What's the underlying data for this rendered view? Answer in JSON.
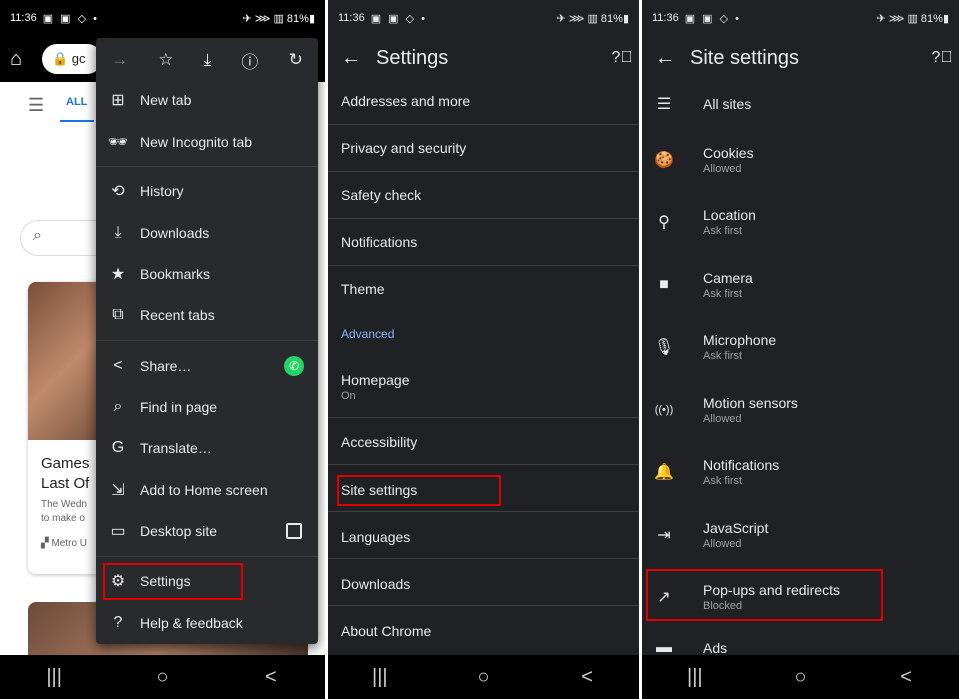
{
  "panel1": {
    "status": {
      "time": "11:36",
      "icons": "▣ ▣ ◇ •",
      "right": "✈ ⋙ ▥ 81%▮"
    },
    "toolbar": {
      "home_icon": "⌂",
      "url_text": "🔒 gc"
    },
    "page": {
      "tab_all": "ALL",
      "card_title": "Games\nLast Of",
      "card_title_line1": "Games",
      "card_title_line2": "Last Of",
      "card_sub_line1": "The Wedn",
      "card_sub_line2": "to make o",
      "card_source": "Metro U"
    },
    "menu": {
      "top_icons": [
        "→",
        "☆",
        "⤓",
        "ⓘ",
        "↻"
      ],
      "items": [
        {
          "label": "New tab",
          "icon": "⊞"
        },
        {
          "label": "New Incognito tab",
          "icon": "🕶"
        },
        {
          "label": "History",
          "icon": "⟲"
        },
        {
          "label": "Downloads",
          "icon": "⤓"
        },
        {
          "label": "Bookmarks",
          "icon": "★"
        },
        {
          "label": "Recent tabs",
          "icon": "⧉"
        },
        {
          "label": "Share…",
          "icon": "<"
        },
        {
          "label": "Find in page",
          "icon": "⌕"
        },
        {
          "label": "Translate…",
          "icon": "G"
        },
        {
          "label": "Add to Home screen",
          "icon": "⇲"
        },
        {
          "label": "Desktop site",
          "icon": "▭"
        },
        {
          "label": "Settings",
          "icon": "⚙"
        },
        {
          "label": "Help & feedback",
          "icon": "?"
        }
      ]
    },
    "nav": {
      "recents": "|||",
      "home": "○",
      "back": "<"
    }
  },
  "panel2": {
    "status": {
      "time": "11:36",
      "icons": "▣ ▣ ◇ •",
      "right": "✈ ⋙ ▥ 81%▮"
    },
    "title": "Settings",
    "rows": [
      {
        "label": "Addresses and more"
      },
      {
        "label": "Privacy and security"
      },
      {
        "label": "Safety check"
      },
      {
        "label": "Notifications"
      },
      {
        "label": "Theme"
      }
    ],
    "advanced_label": "Advanced",
    "rows2": [
      {
        "label": "Homepage",
        "sub": "On"
      },
      {
        "label": "Accessibility"
      },
      {
        "label": "Site settings"
      },
      {
        "label": "Languages"
      },
      {
        "label": "Downloads"
      },
      {
        "label": "About Chrome"
      }
    ]
  },
  "panel3": {
    "status": {
      "time": "11:36",
      "icons": "▣ ▣ ◇ •",
      "right": "✈ ⋙ ▥ 81%▮"
    },
    "title": "Site settings",
    "items": [
      {
        "label": "All sites",
        "sub": "",
        "icon": "☰"
      },
      {
        "label": "Cookies",
        "sub": "Allowed",
        "icon": "🍪"
      },
      {
        "label": "Location",
        "sub": "Ask first",
        "icon": "⚲"
      },
      {
        "label": "Camera",
        "sub": "Ask first",
        "icon": "■"
      },
      {
        "label": "Microphone",
        "sub": "Ask first",
        "icon": "🎙"
      },
      {
        "label": "Motion sensors",
        "sub": "Allowed",
        "icon": "((•))"
      },
      {
        "label": "Notifications",
        "sub": "Ask first",
        "icon": "🔔"
      },
      {
        "label": "JavaScript",
        "sub": "Allowed",
        "icon": "⇥"
      },
      {
        "label": "Pop-ups and redirects",
        "sub": "Blocked",
        "icon": "↗"
      },
      {
        "label": "Ads",
        "sub": "",
        "icon": "▬"
      }
    ]
  },
  "colors": {
    "highlight": "#e00000",
    "dark_bg": "#202124",
    "menu_bg": "#292a2d",
    "accent": "#8ab4f8"
  }
}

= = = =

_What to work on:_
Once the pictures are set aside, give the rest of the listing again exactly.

_Solution below:_
What's the underlying data for this rendered view? Answer in JSON.
{
  "panel1": {
    "status": {
      "time": "11:36",
      "icons": "▣ ▣ ◇ •",
      "right": "✈ ⋙ ▥ 81%▮"
    },
    "toolbar": {
      "home_icon": "⌂",
      "url_text": "🔒 gc"
    },
    "page": {
      "tab_all": "ALL",
      "card_title": "Games\nLast Of",
      "card_title_line1": "Games",
      "card_title_line2": "Last Of",
      "card_sub_line1": "The Wedn",
      "card_sub_line2": "to make o",
      "card_source": "Metro U"
    },
    "menu": {
      "top_icons": [
        "→",
        "☆",
        "⤓",
        "ⓘ",
        "↻"
      ],
      "items": [
        {
          "label": "New tab",
          "icon": "⊞"
        },
        {
          "label": "New Incognito tab",
          "icon": "🕶"
        },
        {
          "label": "History",
          "icon": "⟲"
        },
        {
          "label": "Downloads",
          "icon": "⤓"
        },
        {
          "label": "Bookmarks",
          "icon": "★"
        },
        {
          "label": "Recent tabs",
          "icon": "⧉"
        },
        {
          "label": "Share…",
          "icon": "<"
        },
        {
          "label": "Find in page",
          "icon": "⌕"
        },
        {
          "label": "Translate…",
          "icon": "G"
        },
        {
          "label": "Add to Home screen",
          "icon": "⇲"
        },
        {
          "label": "Desktop site",
          "icon": "▭"
        },
        {
          "label": "Settings",
          "icon": "⚙"
        },
        {
          "label": "Help & feedback",
          "icon": "?"
        }
      ]
    },
    "nav": {
      "recents": "|||",
      "home": "○",
      "back": "<"
    }
  },
  "panel2": {
    "status": {
      "time": "11:36",
      "icons": "▣ ▣ ◇ •",
      "right": "✈ ⋙ ▥ 81%▮"
    },
    "title": "Settings",
    "rows": [
      {
        "label": "Addresses and more"
      },
      {
        "label": "Privacy and security"
      },
      {
        "label": "Safety check"
      },
      {
        "label": "Notifications"
      },
      {
        "label": "Theme"
      }
    ],
    "advanced_label": "Advanced",
    "rows2": [
      {
        "label": "Homepage",
        "sub": "On"
      },
      {
        "label": "Accessibility"
      },
      {
        "label": "Site settings"
      },
      {
        "label": "Languages"
      },
      {
        "label": "Downloads"
      },
      {
        "label": "About Chrome"
      }
    ]
  },
  "panel3": {
    "status": {
      "time": "11:36",
      "icons": "▣ ▣ ◇ •",
      "right": "✈ ⋙ ▥ 81%▮"
    },
    "title": "Site settings",
    "items": [
      {
        "label": "All sites",
        "sub": "",
        "icon": "☰"
      },
      {
        "label": "Cookies",
        "sub": "Allowed",
        "icon": "🍪"
      },
      {
        "label": "Location",
        "sub": "Ask first",
        "icon": "⚲"
      },
      {
        "label": "Camera",
        "sub": "Ask first",
        "icon": "■"
      },
      {
        "label": "Microphone",
        "sub": "Ask first",
        "icon": "🎙"
      },
      {
        "label": "Motion sensors",
        "sub": "Allowed",
        "icon": "((•))"
      },
      {
        "label": "Notifications",
        "sub": "Ask first",
        "icon": "🔔"
      },
      {
        "label": "JavaScript",
        "sub": "Allowed",
        "icon": "⇥"
      },
      {
        "label": "Pop-ups and redirects",
        "sub": "Blocked",
        "icon": "↗"
      },
      {
        "label": "Ads",
        "sub": "",
        "icon": "▬"
      }
    ]
  },
  "colors": {
    "highlight": "#e00000",
    "dark_bg": "#202124",
    "menu_bg": "#292a2d",
    "accent": "#8ab4f8"
  }
}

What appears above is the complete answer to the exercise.